The perception is that the Angels, because they ranked 25th in the Majors and 12th in the American League in walks, are an impatient team offensively. But that is not necessarily the case.
While discipline is obviously a virtue, it appears that at times they were too patient compared to their AL West rivals in Texas.
Led by Abreu, who saw more pitches per at-bat (4.34) than all but two players in the Majors, the Angels actually drew more pitches per plate appearance (3.8) than the Rangers (3.78). Kendrick was right behind Abreu with 3.97 pitches per at-bat, ranking No. 31 in the Majors.
Ian Kinsler, at 3.94 pitches per at-bat, led the Rangers.
Yet the Rangers, benefiting significantly from favorable home-field conditions, managed to outscore the Angels by a whopping 188 runs. The Angels, with their league-best 3.57 team ERA, held the opposition to 44 fewer runs than Texas.
New Angels general manager Jerry Dipoto focuses his philosophy on the importance of creating favorable counts, both in the batter's box and on the mound. The numbers explain why the former Major League pitcher justifiably makes this the highest of priorities.
Swinging at the first pitch, Major League hitters batted a collective .330. The average ascends as the count becomes more favorable, to .335 on 1-0, to .355 on 2-0, to .360 when it's 3-0. On a 3-1 count, hitters bat .348 overall.
This explains why the first pitch is so critical -- and why it's not necessarily a bad idea to take a hack at it if it's in your wheelhouse.
Texas superstar Josh Hamilton swung at a higher percentage of first pitches -- 46.7 -- than any player in the Majors. Only 10 players swung at more first pitches than Detroit's Miguel Cabrera, who hammered away at a 39.2 percent clip.
See? Maybe it's not such a bad idea after all.
As impatient as Wells might have seemed, he swung at 27.4 percent of first pitches -- fewer than Boston's highly selective Adrian Gonzalez (28 percent). Wells didn't swing at too many first pitches; he went after the wrong ones too often.
At the other end of the spectrum was Abreu, who went after only 9.2 percent of first deliveries.
Abreu throughout his career has been one of the best at ambushing pitchers by luring them into a false sense of security and then striking when the time is right, turning on a first-pitch fastball down the middle and crushing it.
It didn't happen often enough in 2011, leaving Abreu frustrated -- and out of the lineup more often than suited him. A proud man, Abreu is intent on making amends with a 2012 performance befitting his stature.

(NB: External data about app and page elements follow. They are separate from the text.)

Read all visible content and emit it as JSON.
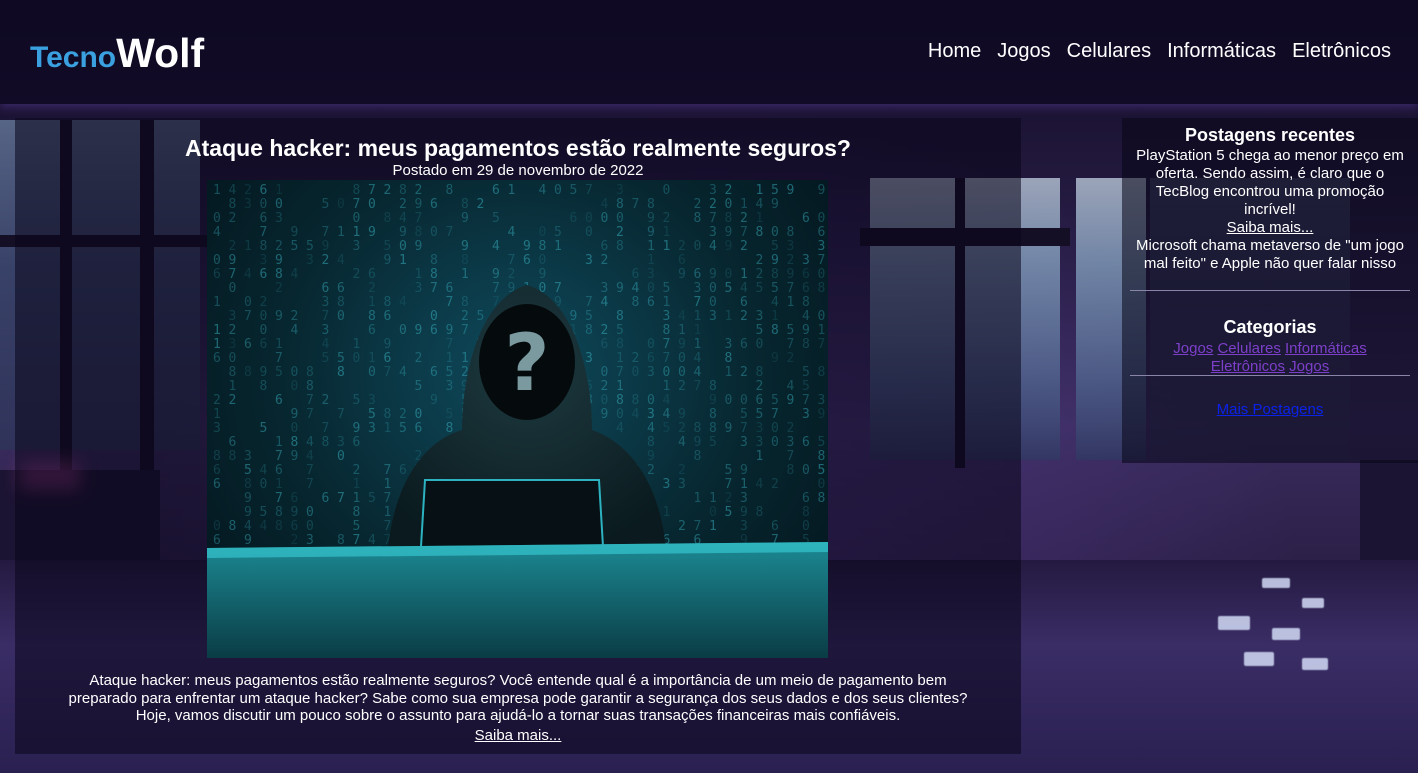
{
  "brand": {
    "part1": "Tecno",
    "part2": "Wolf"
  },
  "nav": [
    {
      "label": "Home"
    },
    {
      "label": "Jogos"
    },
    {
      "label": "Celulares"
    },
    {
      "label": "Informáticas"
    },
    {
      "label": "Eletrônicos"
    }
  ],
  "article": {
    "title": "Ataque hacker: meus pagamentos estão realmente seguros?",
    "date": "Postado em 29 de novembro de 2022",
    "excerpt_lines": [
      "Ataque hacker: meus pagamentos estão realmente seguros? Você entende qual é a importância de um meio de pagamento bem",
      "preparado para enfrentar um ataque hacker? Sabe como sua empresa pode garantir a segurança dos seus dados e dos seus clientes?",
      "Hoje, vamos discutir um pouco sobre o assunto para ajudá-lo a tornar suas transações financeiras mais confiáveis."
    ],
    "read_more": "Saiba mais..."
  },
  "sidebar": {
    "recent": {
      "heading": "Postagens recentes",
      "post1_text": "PlayStation 5 chega ao menor preço em oferta. Sendo assim, é claro que o TecBlog encontrou uma promoção incrível!",
      "post1_more": "Saiba mais...",
      "post2_text": "Microsoft chama metaverso de \"um jogo mal feito\" e Apple não quer falar nisso"
    },
    "categories": {
      "heading": "Categorias",
      "line1": [
        "Jogos",
        "Celulares",
        "Informáticas"
      ],
      "line2": [
        "Eletrônicos",
        "Jogos"
      ]
    },
    "more_posts": "Mais Postagens"
  }
}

The struggles of Abreu, Wells and Hunter -- who came alive in the second half -- were difficult for the Angels to overcome. If these three veterans put together seasons more in line with their career numbers, there won't be the total reliance on a return to form by Kendrys Morales that there appears to be.

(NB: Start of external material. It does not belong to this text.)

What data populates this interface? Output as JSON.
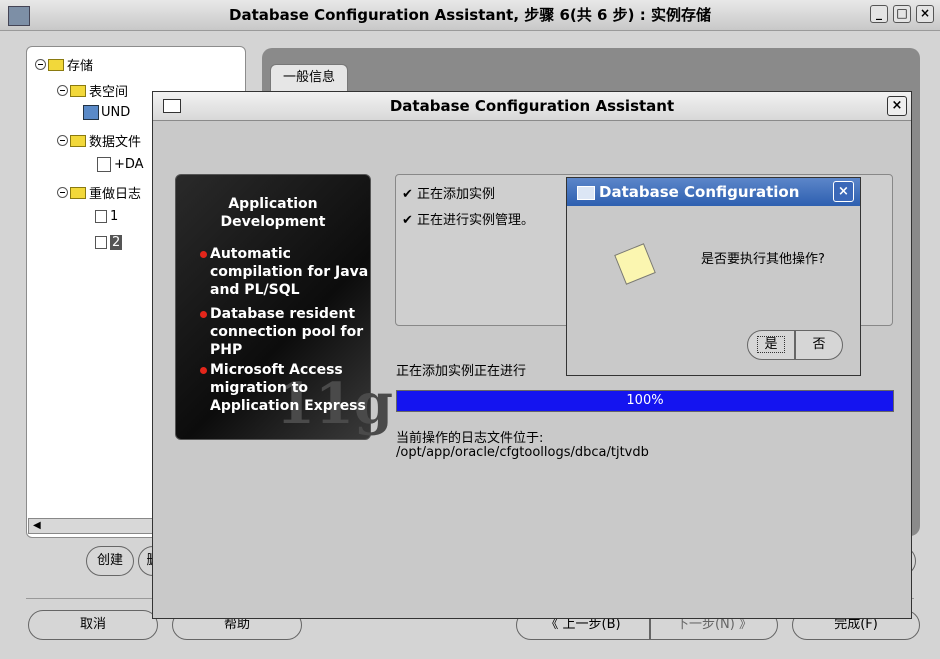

As recently as 2009, when they showcased the best offense in franchise history, the Angels had three players in the top 30 in MLB in runs created: Morales (6.82), Hunter (6.8) and Abreu (6.71).
If those three men can approach that brand of production again, with Wells, Kendrick, Trumbo, Bourjos and Co. joining the party, the Angels will be making their pitchers -- and fans -- infinitely happier in 2012.